The analogy is this: if local government saw new housing production as a benefit rather than an impact, it would build infrastructure to incentivize more housing production rather than charge new housing fees to pay for that infrastructure. Imagine if instead of embedding the cost of sidewalks, drainage, water, sewer, and power in the price of new housing, local government – and tax payers – provided it to builders, and in the end to consumers, for free. 

The price system dictates that we generally avoid expensive things. When prices for a thing go up, people seek substitutes if they can find them or they learn to live without, or they earn more money. Producers have an incentive to provide competitive prices for that thing if they can, that ends up driving innovation and lowering costs as well, increasing consumer access. Government can weight this system by either taxing production, the thing itself, or do the opposite and subsidize the production or the thing being produced. 

We already subsidize in many places in cities, on-street parking. Pavement isn’t free, and public pavement provided to people who arrive at a parking spot first, has a cost in construction, maintenance, and opportunity. Yet cities all over the country provide car storage for free and often homeowners feel that the parking spot in front of their house belongs to them. This is almost never seen as “an impact” but as an entitlement of owning a single family home or just simply owning a car. 

Some cities are beginning to change this by reducing the amount of pavement in the right of way that is available to single drivers in private cars by building more pedestrian, bike, and bus infrastructure. This creates controversy and anger from some. A few years ago a reporter at the Seattle Times wrote a story about an elderly lady who had the loading zone in front of her building replaced with a bike lane. People fumed. But the wider community had decided that the benefits of purposing pavement for bikes would incentivize more bikes and fewer cars.

The argument over how publically accessible infrastructure is prioritized is as intense as arguments over housing, and they come together with impact fees. People who see housing as an infringement argue that new people add more cars, wheels, feet, and waste into public infrastructure and the people who build housing for them – builders and developers – should pay for it. But housing units and companies don’t pay for these things; people pay these fees, through the cost of the purchase price of their housing or rent. 

Giving public access to infrastructure means private enterprise gets to use those sidewalks, bike paths, and roads without charge as well. I used one of two competing bike share services recently to ride on “free” bike paths.

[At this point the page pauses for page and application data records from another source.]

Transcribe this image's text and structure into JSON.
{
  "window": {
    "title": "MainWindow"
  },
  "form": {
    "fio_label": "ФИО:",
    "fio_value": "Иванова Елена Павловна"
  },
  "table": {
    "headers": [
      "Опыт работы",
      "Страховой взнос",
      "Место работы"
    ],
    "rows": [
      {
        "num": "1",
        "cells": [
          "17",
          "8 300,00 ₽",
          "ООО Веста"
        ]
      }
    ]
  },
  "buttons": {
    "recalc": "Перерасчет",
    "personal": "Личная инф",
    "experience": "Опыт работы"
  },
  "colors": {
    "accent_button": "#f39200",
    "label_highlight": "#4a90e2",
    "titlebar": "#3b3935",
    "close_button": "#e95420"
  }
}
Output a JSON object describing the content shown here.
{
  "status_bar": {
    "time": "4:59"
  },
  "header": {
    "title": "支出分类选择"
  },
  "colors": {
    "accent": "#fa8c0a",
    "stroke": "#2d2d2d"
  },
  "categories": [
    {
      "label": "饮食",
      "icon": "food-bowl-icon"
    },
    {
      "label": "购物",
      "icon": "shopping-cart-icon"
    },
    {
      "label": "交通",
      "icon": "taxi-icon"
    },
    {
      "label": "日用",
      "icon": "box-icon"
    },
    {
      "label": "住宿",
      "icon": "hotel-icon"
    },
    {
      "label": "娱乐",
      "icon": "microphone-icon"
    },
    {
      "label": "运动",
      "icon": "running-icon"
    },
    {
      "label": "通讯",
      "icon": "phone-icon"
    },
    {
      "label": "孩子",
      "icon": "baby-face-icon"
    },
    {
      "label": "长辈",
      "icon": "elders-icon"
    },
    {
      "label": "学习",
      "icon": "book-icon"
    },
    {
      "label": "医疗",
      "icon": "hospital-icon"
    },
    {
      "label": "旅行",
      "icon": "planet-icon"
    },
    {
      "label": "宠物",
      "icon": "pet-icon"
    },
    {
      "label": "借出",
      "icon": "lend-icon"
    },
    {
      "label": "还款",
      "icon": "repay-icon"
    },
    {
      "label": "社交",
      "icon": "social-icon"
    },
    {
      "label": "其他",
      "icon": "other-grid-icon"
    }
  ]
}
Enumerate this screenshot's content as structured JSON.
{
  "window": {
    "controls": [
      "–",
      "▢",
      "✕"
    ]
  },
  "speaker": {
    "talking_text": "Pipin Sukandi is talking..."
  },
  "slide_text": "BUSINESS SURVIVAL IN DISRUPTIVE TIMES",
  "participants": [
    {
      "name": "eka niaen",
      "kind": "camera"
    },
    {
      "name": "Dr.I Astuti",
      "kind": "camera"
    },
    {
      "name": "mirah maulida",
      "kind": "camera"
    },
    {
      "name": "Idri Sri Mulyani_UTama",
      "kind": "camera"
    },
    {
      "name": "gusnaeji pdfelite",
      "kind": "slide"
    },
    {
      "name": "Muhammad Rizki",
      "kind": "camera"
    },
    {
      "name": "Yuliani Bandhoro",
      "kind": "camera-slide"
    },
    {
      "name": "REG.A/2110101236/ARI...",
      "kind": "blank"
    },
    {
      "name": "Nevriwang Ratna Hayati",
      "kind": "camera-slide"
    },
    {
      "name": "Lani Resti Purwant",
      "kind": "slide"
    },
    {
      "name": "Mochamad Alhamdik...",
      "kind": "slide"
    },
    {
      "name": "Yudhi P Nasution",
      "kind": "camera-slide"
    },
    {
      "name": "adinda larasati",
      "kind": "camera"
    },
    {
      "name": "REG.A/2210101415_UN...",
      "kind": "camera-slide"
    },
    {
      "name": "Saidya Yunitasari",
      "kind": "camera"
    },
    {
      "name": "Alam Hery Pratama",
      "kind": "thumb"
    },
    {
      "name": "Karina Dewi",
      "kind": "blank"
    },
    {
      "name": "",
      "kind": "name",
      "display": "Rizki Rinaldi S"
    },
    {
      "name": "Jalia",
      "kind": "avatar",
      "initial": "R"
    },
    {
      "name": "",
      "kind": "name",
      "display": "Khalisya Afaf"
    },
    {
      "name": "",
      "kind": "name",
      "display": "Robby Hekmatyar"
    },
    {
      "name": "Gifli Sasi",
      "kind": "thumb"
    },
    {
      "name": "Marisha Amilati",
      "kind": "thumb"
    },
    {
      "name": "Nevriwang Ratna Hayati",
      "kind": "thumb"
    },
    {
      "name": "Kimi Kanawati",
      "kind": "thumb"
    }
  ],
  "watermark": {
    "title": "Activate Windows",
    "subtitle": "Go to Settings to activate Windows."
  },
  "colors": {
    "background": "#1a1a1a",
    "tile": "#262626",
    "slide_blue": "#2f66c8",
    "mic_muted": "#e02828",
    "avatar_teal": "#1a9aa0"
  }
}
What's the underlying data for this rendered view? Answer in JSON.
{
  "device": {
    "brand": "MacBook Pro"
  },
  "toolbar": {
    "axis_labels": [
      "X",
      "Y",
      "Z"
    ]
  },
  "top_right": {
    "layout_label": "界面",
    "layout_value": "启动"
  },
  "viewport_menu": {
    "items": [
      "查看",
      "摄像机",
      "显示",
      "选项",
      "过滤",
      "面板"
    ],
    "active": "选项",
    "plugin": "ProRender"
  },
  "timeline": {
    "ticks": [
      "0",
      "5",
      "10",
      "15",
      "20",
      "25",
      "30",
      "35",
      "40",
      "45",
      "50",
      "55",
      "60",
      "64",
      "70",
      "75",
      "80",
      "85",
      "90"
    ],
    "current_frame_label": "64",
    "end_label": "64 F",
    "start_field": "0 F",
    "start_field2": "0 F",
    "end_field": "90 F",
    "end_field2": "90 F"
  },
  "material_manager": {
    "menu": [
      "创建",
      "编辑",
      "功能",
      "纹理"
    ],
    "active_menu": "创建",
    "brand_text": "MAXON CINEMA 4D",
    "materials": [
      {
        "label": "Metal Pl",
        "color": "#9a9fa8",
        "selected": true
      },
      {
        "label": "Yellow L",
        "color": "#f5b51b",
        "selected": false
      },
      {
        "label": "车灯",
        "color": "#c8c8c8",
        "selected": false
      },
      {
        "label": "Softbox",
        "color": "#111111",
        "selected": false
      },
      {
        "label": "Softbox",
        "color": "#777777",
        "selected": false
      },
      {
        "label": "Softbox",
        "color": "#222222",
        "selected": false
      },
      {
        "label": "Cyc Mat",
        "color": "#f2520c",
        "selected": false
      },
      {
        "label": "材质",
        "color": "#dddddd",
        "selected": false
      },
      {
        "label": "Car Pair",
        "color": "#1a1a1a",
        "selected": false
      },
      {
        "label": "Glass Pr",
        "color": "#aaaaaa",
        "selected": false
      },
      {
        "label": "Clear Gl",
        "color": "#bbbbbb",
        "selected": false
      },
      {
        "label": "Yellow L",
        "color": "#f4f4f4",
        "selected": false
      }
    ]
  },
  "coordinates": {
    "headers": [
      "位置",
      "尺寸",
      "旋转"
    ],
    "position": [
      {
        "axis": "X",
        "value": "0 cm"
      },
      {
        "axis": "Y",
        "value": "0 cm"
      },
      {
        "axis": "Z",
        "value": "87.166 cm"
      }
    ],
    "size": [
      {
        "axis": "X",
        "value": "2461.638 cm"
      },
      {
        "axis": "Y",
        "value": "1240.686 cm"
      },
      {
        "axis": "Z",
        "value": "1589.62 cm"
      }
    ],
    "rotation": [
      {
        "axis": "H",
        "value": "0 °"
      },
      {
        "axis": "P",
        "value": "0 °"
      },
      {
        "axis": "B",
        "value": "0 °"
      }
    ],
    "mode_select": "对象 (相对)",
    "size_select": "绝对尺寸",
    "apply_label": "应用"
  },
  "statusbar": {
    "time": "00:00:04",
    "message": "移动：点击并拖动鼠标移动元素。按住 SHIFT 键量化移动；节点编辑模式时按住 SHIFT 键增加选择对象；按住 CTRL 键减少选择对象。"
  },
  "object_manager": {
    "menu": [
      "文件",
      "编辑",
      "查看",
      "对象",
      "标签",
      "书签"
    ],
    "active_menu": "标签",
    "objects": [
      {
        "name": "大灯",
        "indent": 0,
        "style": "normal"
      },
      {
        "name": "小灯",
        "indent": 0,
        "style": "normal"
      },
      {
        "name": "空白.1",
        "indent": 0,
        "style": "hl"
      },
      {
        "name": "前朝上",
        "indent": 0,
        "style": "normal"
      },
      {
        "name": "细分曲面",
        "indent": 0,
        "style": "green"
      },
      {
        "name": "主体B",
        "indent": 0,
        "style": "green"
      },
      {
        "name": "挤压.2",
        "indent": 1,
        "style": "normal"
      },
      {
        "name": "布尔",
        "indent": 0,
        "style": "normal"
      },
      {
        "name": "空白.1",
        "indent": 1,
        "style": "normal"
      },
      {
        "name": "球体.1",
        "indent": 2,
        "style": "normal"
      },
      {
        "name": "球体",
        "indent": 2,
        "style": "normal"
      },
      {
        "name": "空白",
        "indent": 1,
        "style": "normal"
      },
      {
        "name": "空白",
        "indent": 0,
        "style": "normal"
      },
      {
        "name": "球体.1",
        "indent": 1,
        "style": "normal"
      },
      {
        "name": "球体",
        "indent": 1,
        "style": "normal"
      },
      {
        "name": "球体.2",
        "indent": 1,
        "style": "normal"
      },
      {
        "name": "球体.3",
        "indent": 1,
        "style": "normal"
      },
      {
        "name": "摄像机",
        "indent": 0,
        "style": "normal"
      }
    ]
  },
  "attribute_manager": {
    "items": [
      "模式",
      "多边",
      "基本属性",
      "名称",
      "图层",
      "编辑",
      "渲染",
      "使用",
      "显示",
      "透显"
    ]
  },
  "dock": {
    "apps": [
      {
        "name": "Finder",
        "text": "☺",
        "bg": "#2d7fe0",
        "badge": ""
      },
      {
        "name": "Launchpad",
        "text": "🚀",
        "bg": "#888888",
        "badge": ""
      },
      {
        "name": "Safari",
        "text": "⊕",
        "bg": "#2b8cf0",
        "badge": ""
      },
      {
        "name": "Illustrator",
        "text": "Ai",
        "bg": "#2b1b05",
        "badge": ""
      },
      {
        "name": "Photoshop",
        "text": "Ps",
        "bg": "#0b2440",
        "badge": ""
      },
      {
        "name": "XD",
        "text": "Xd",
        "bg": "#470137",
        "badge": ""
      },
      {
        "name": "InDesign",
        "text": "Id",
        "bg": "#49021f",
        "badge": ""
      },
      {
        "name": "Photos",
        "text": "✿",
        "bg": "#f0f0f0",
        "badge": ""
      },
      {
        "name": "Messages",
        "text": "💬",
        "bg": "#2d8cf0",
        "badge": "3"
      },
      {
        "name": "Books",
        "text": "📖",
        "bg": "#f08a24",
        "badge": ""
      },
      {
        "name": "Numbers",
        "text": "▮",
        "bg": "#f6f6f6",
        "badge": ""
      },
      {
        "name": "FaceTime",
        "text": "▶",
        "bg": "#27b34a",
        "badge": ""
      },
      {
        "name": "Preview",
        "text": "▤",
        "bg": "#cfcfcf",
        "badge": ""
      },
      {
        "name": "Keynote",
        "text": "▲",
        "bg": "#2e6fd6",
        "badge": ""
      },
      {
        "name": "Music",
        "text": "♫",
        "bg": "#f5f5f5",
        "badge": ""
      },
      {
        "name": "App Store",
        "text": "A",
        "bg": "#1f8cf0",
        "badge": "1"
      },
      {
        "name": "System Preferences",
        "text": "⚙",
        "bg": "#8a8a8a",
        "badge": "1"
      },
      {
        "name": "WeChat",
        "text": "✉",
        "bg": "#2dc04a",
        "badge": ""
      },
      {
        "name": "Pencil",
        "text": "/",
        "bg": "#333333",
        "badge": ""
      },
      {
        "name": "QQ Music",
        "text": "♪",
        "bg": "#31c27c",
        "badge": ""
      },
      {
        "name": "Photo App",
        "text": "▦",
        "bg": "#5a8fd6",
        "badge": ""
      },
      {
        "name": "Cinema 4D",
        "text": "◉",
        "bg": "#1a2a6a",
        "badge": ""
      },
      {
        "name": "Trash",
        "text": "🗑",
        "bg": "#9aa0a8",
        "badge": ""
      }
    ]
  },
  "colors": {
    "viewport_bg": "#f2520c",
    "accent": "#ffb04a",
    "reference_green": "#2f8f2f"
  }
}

If we treated housing in the same way, we’d invest our public resources to make it easier for producers of housing to compete by eliminating the costs of infrastructure. And that would mean no fees and publically funded infrastructure to support more housing. It’s what cities are doing to promote biking, riding, and use of transit whether it is public or private; expanding the use of “free” infrastructure. 

The reason that my bike share bike ride of two hours was only a few dollars is because the public subsidized everything but the bike, and competition between two private services ensures prices will stay low. If we subsidized infrastructure for housing by removing embedded costs for it and its use, we’d see housing prices fall to levels that would mean people earning even half of median income could find reasonable rents. Impact fees and other taxes on the production of housing ensure high prices. If we took the same approach to bike and scooter share, ride share, and transit, we’d see prices for those products “skyrocket” and more people would drive alone. 

Follow me on Twitter. Check out my website.

For the past twenty-five years, I have been involved in public policy in the areas of education, health, and housing. Most recently I was housing director at a large reg...